The brand is dead—but its creators may remain influential in tech
Now Pebble is confirming that the buyout actually means the end for the brand.
An announcement on the company’s Kickstarter page reads: “Fitbit has agreed to acquire key Pebble assets. Due to various factors, Pebble can no longer operate as an independent entity, and we have made the tough decision to shut down the company. The deal finalized today preserves as much of Pebble as possible.”
Which doesn’t seem to be much. The announcement goes on to say, “Pebble is ceasing all hardware operations. We are no longer manufacturing, promoting, or selling any new products. Active Pebble models in the wild will continue to work.”
Without any support for its users, presumably—bad news for consumers of the not-inexpensive smartwatches.
Fitbit said in a statement last week that the purchase excludes Pebble’s hardware.
So what is Fitbit buying? Pebble’s software engineers and testers, according to Bloomberg, along with “intellectual property such as the Pebble watch’s operating system, watch apps, and cloud services.”
Fitbit didn’t disclose the price of the deal, but Bloomberg’s (unnamed) sources, who are close to the company, said it was less than $40 million and that “Pebble’s debt and other obligations exceed that.”

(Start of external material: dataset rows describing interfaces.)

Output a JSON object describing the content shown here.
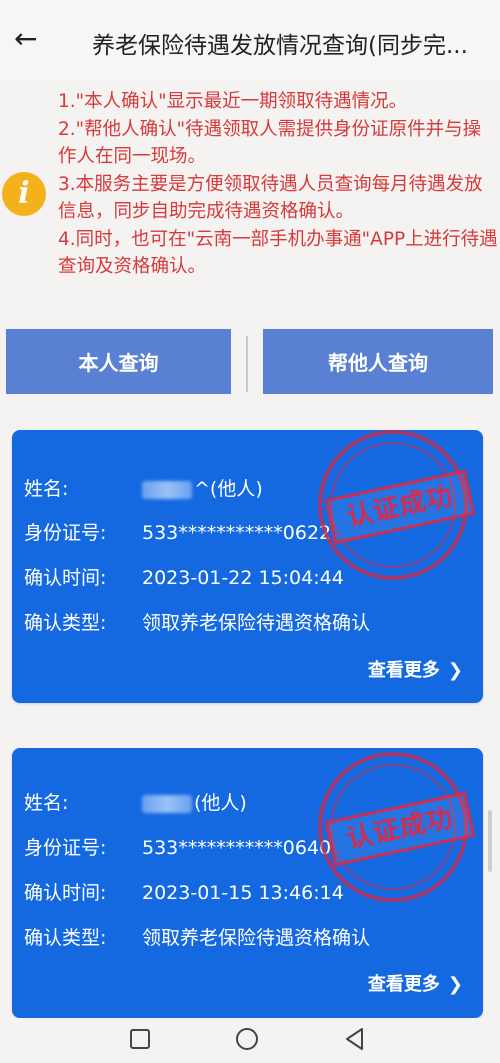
{
  "header": {
    "title": "养老保险待遇发放情况查询(同步完..."
  },
  "notice": {
    "lines": [
      "1.\"本人确认\"显示最近一期领取待遇情况。",
      "2.\"帮他人确认\"待遇领取人需提供身份证原件并与操作人在同一现场。",
      "3.本服务主要是方便领取待遇人员查询每月待遇发放信息，同步自助完成待遇资格确认。",
      "4.同时，也可在\"云南一部手机办事通\"APP上进行待遇查询及资格确认。"
    ]
  },
  "buttons": {
    "self_query": "本人查询",
    "other_query": "帮他人查询"
  },
  "labels": {
    "name": "姓名:",
    "id_number": "身份证号:",
    "confirm_time": "确认时间:",
    "confirm_type": "确认类型:",
    "view_more": "查看更多",
    "stamp": "认证成功"
  },
  "records": [
    {
      "name_suffix": "^(他人)",
      "id_number": "533***********0622",
      "confirm_time": "2023-01-22 15:04:44",
      "confirm_type": "领取养老保险待遇资格确认"
    },
    {
      "name_suffix": "(他人)",
      "id_number": "533***********0640",
      "confirm_time": "2023-01-15 13:46:14",
      "confirm_type": "领取养老保险待遇资格确认"
    }
  ],
  "colors": {
    "notice_text": "#d63a3a",
    "card_bg": "#1469e0",
    "button_bg": "#5a80d3",
    "stamp": "#dc2846",
    "info_icon": "#f3b21b"
  },
  "icons": {
    "back": "back-arrow-icon",
    "info": "info-icon",
    "chevron": "chevron-right-icon",
    "nav_square": "recent-apps-icon",
    "nav_circle": "home-icon",
    "nav_triangle": "back-triangle-icon"
  }
}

Around 40 percent of Pebble staff have received job offers from Fitbit in the past week—and Eric Migicovsky, Pebble’s CEO, will be rejoining start-up incubator Y Combinator as a partner, “advising early-stage companies on hardware development,” according to Bloomberg.
(Photos of Pebble smartwatches courtesy of the company)